The modern era’s most powerful health care delivery system is telehealth. Increased care for personal health maintenance and the advancement of medical technologies catalyzed the shift. Medtech, providers, hospitals and IT professionals must facilitate growing populations, curious patient queries and potentially novel illnesses.
Telehealth creates more pathways for medical professionals to connect with concerned patients expediently for accessible, affordable care that expands the scope of medical infrastructure.
The Ways Telehealth Started a Revolution
Numerous societal factors like infrastructure and insurance disparities have made health care delivery historically inconsistent. Income, geography and education have been obstacles preventing people from getting the health care they deserve. Telehealth is bettering the situation by widening its capabilities. Between 2021 and 2022, 26.4% of Americans making less than $25,000 yearly had telehealth visits — a privilege potentially out of reach to them before.
Telehealth is one tangible signifier of how telemedicine changes health care. Telemedicine gives experts features they have never had access to, such as remote patient monitoring, medication reminders and virtual consultations. Health care delivery encompasses more than nearby medical buildings to service as many people as possible. It includes:
- Payment systems
- Compatibility with insurance providers
- Compliance with government regulators
- Number of professionals to provide care
Each category improves with telehealth to create a more personalized experience for everyone. Telehealth improves payment options by combining video meeting software with internal payments and reminders. Regulators have an easier time reviewing technological compliance with open-source tools, mainly when through third parties.
It also opens doors for independent providers, expanding their patient reach to entire nations instead of worrying about the saturation of more prominent enterprises.
The Benefits of Telehealth Implementation
In rural regions of the world, health care is often challenging to obtain. Long commutes end with costly bills that people are not confident in affording. Fortunately, telehealth allows rural expansion to happen with cheaper costs. The lack of hands-on interactivity still permits doctors to discuss symptoms, perform early screenings for diagnoses and refer to specialists if necessary.
A case study revealing initial investment costs compared to savings of telehealth demonstrated how much it saves patients and providers:
- A Canadian provider invested $24,609, saving $13,713 yearly for in-home care programs because of reduced nurse travel and hospitalizations.
- A Scotland provider reported teledentistry was still cheaper even with more expensive outreach.
- A U.S. provider invested $251,995 with an average savings of $24,352 in a seven-month period because of reduced transportation and medical utility use.

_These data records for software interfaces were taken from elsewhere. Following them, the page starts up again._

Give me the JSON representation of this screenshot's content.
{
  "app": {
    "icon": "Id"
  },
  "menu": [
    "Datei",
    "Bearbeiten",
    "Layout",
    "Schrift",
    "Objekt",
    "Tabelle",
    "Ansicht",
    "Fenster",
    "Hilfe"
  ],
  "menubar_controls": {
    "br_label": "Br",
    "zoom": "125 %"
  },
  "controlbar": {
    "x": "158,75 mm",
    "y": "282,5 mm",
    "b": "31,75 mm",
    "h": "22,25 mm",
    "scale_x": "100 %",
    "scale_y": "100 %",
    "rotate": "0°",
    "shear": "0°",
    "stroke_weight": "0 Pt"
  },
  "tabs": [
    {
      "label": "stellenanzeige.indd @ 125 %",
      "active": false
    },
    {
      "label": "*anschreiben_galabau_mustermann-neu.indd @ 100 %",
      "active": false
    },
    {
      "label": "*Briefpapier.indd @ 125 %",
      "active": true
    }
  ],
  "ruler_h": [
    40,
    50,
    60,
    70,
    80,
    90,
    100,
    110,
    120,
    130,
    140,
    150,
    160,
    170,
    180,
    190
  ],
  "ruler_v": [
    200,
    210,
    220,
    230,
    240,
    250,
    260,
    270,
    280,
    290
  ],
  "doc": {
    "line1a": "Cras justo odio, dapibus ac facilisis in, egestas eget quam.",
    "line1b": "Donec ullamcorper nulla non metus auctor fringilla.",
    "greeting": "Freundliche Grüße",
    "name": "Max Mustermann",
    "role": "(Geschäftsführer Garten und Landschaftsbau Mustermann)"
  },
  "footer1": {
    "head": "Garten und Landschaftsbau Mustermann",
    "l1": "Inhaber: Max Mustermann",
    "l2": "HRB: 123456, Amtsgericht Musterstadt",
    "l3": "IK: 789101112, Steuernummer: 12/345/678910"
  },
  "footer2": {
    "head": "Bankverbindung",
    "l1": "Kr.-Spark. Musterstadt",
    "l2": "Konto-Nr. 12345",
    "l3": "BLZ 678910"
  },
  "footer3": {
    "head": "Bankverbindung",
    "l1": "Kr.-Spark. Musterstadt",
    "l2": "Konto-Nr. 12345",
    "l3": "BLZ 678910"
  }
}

Telehealth is particularly influential in mental health, where support is more readily available to those struggling, whether it concerns communication, behavior or social skills. There is a wider reach to therapy and support, which normalizes and legitimizes attentive access to these services worldwide. Patient engagement becomes more substantial, as the digital office removes some of the formality and preconceived notions about receiving mental health support.
For professionals within the niche and outside of it, they experience time savings while being able to service more clients. Providers more resourcefully allocate staff to minimize waitlists and travel times and dedicate more time to high-value tasks and services to patients. Telemedicine empowers providers to prioritize critical cases better while still making less-essential appointments feel tended.
The Obstacles Facing Telehealth’s Advancement
Providers and B2B partners are determined to make telehealth work. The European telehealth market had a prospective growth value of $47.6 billion in 2022, with an exponential trend for more nations. Growth increases as the sector breaks down obstacles causing resistance from health professionals. The industry has more substantial internal buy-in when telemedicine is as approachable and effective as possible.
Over 70% of doctors struggled to use telehealth tools, making it the most common reason not to take advantage of it. Barriers to software may include complex user interfaces, clunky payment systems or complications with storing and securing patient data. The drawbacks did not stop health care professionals from attempting telemedicine services because six times as many doctors tried them in 2021 compared to 2019.
Solutions and best practices will bolster provider confidence when using telemedicine, thereby improving how well they service patients:
- Advocating for staff training with telehealth software and tools.
- Supporting funding to provide more robust internet and technological access for those in the digital divide.
- Collaborating with medtech professionals to forge user-friendly, productive applications.
- Providing more educational resources for patients to minimize readmissions.
- Minimize technological and app stacks as much as possible to eliminate alert fatigue.
- Encourage provider self-care and mental health awareness during technical transitions.
The telehealth industry will balloon until it provides the world’s population with health care attention. More people will have access to answers to questions, reducing health care anxiety and costs for patients and the health care industry.
Telehealth supports proactive health maintenance, giving patients more agency in managing their care. It alleviates the burdens of professionals and industry partners, ushering in a new age of more comprehensive, accessible health care for all.